☢️ On Notice: Fifteen Republican members of the House Homeland Security Committee sent a letter to President Joe Biden urging him not to lift sanctions against Iran.
⚖️ Free and Clear: Polish prosecutors have dropped a legal case against a journalist who wrote an article discussing Polish participation in the Holocaust.
🇬🇧 Across the Pond: A group of British MPs is urging Bristol University to take action over a professor who has made a series of antisemitic remarks about Jewish students.
🏫 Scrutiny: Mohammad Jafar Mahallati, a religion professor at Oberlin College, is under fire for comments on Israel he made in 1988 and 1989 while Iran’s ambassador to the U.N.

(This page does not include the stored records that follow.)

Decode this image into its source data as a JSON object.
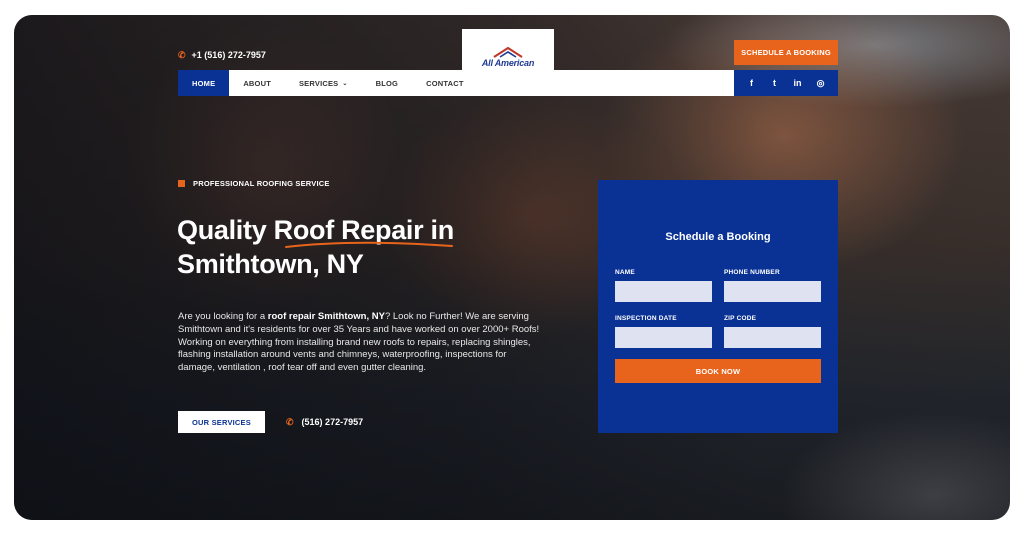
{
  "header": {
    "phone": "+1 (516) 272-7957",
    "logo_text": "All American",
    "cta_label": "SCHEDULE A BOOKING"
  },
  "nav": {
    "items": [
      {
        "label": "HOME",
        "active": true
      },
      {
        "label": "ABOUT",
        "active": false
      },
      {
        "label": "SERVICES",
        "active": false,
        "has_dropdown": true
      },
      {
        "label": "BLOG",
        "active": false
      },
      {
        "label": "CONTACT",
        "active": false
      }
    ]
  },
  "social": {
    "icons": [
      "facebook-icon",
      "twitter-icon",
      "linkedin-icon",
      "instagram-icon"
    ],
    "glyphs": [
      "f",
      "t",
      "in",
      "◎"
    ]
  },
  "hero": {
    "eyebrow": "PROFESSIONAL ROOFING SERVICE",
    "title_line1": "Quality Roof Repair in",
    "title_line2": "Smithtown, NY",
    "para_prefix": "Are you looking for a ",
    "para_bold": "roof repair Smithtown, NY",
    "para_suffix": "? Look no Further! We are serving Smithtown and it's residents for over 35 Years and have worked on over 2000+ Roofs! Working on everything from installing brand new roofs to repairs, replacing shingles, flashing installation around vents and chimneys, waterproofing, inspections for damage, ventilation , roof tear off and even gutter cleaning.",
    "services_button": "OUR SERVICES",
    "phone": "(516) 272-7957"
  },
  "form": {
    "title": "Schedule a Booking",
    "name_label": "NAME",
    "phone_label": "PHONE NUMBER",
    "date_label": "INSPECTION DATE",
    "zip_label": "ZIP CODE",
    "submit_label": "BOOK NOW"
  },
  "colors": {
    "brand_blue": "#0a3294",
    "accent_orange": "#e8641c"
  }
}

🏈 Passing the Ball: Jeff Bezos may be exploring buying the Washington Football Team, as the team’s minority owners work to push out scandal-stricken majority shareholder Dan Snyder.
🥛 Got Milk? Vegan milk producer Oatly, backed by actress Natalie Portman and other celebrities, is eyeing a $10 billion IPO.
🏢 Real Estate: A Times Square property owned by Kushner Cos. is reportedly inching closer to foreclosure.
📺 Laser Focused: “Late Show” host Stephen Colbert joked last night about the cancellation of a CPAC speaker with a history of antisemitic comments: “Conservatives would never doubt the existence of Jewish people. Otherwise, who’s operating the space laser?”
💻 Tune In: The 2015 Israeli series “The Wordmaker,” starring Shira Haas and Lior Ashkenazi, was picked up for North American distribution by the streaming service Topic.
😋 Tis the Season: The New York Times’s “Front Burner” column spotlights the apricot, raspberry and Nutella-filled hamantaschen at Upper East Side establishment Butterfield Market.
Former U.S. senator and Democratic nominee for vice president in 2000, Joe Lieberman turns 79… Chairman of Safir Intelligence and Security, previously NYC’s fire commissioner and later the city’s police commissioner, Howard Safir turns 79… Former chairman and CEO of Warner Bros and then at Yahoo, Terry Semel turns 78… Professor of mathematics at Yale University, Grigory Margulis turns 75… Faye Gail Waldman turns 73… Rabbi and author of a book about chocolate and Judaism, Deborah R. Prinz turns 70… President of the Foundation for Defense of Democracies, Clifford D. May turns 70… Minority leader of the New Jersey General Assembly, Jon M. Bramnick turns 68… Head coach of Ironi Nes Ziona in the Israeli Premier League, Brad Greenberg turns 67… Public relations executive, Howard Bragman turns 65… Former member of the Knesset for the Likud party, Nurit Koren turns 61… Founder of the Baltimore Center of Advanced Dentistry, Gary H. Bauman, DDS turns 61…
Member of the Knesset for the Labor-Gesher-Meretz party, Nitzan Horowitz turns 56… Explorer, survival expert and TV host, Josh Bernstein turns 50… Founder of WhatsApp, Jan Koum turns 45… Member of the Knesset for the Likud party, now serving as minister of environmental protection, Gila Gamliel turns 47… Professor of history at the Hebrew University of Jerusalem and best-selling author, Yuval Noah Harari turns 45… Rabbi at Congregation Emanu-El of Westchester in Rye, N.Y., Howard Goldsmith turns 43… NYC-based independent filmmaker, co-directed the 2019 film “Uncut Gems,” Benjamin Safdie turns 35… Property controller at Rockrose Development Corp., Robin Katz Bausk turns 34… Principal and director of investments at MizMaa Ventures, Aaron Applbaum turns 30… Israeli actress and model, Dar Zuzovsky turns 30… YouTube beauty guru, Rachel Claire Levin turns 26… Managing director of Hasbara Fellowships, Robyn Frum… Quentin Hill… Mitchell Brown…